**Assigned task:**
Set the data down again so that every line matches exactly.
-- Input records follows --
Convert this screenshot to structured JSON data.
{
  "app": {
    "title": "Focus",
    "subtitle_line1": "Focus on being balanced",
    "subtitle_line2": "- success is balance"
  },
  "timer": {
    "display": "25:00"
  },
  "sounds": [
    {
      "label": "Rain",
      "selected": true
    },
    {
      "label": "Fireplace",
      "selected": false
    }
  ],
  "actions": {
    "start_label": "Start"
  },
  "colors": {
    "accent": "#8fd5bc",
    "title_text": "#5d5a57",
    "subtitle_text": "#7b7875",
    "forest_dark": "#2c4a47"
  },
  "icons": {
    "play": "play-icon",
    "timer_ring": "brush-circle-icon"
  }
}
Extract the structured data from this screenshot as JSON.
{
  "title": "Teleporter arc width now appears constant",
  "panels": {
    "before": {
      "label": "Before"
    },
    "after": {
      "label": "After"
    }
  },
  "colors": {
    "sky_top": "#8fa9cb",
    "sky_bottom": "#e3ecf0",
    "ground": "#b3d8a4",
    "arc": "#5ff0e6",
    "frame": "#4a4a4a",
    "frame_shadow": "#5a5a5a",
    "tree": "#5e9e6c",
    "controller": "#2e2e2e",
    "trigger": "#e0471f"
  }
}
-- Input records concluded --
**Task output:**
Convert this screenshot to structured JSON data.
{
  "app": {
    "title": "Focus",
    "subtitle_line1": "Focus on being balanced",
    "subtitle_line2": "- success is balance"
  },
  "timer": {
    "display": "25:00"
  },
  "sounds": [
    {
      "label": "Rain",
      "selected": true
    },
    {
      "label": "Fireplace",
      "selected": false
    }
  ],
  "actions": {
    "start_label": "Start"
  },
  "colors": {
    "accent": "#8fd5bc",
    "title_text": "#5d5a57",
    "subtitle_text": "#7b7875",
    "forest_dark": "#2c4a47"
  },
  "icons": {
    "play": "play-icon",
    "timer_ring": "brush-circle-icon"
  }
}
Extract the structured data from this screenshot as JSON.
{
  "title": "Teleporter arc width now appears constant",
  "panels": {
    "before": {
      "label": "Before"
    },
    "after": {
      "label": "After"
    }
  },
  "colors": {
    "sky_top": "#8fa9cb",
    "sky_bottom": "#e3ecf0",
    "ground": "#b3d8a4",
    "arc": "#5ff0e6",
    "frame": "#4a4a4a",
    "frame_shadow": "#5a5a5a",
    "tree": "#5e9e6c",
    "controller": "#2e2e2e",
    "trigger": "#e0471f"
  }
}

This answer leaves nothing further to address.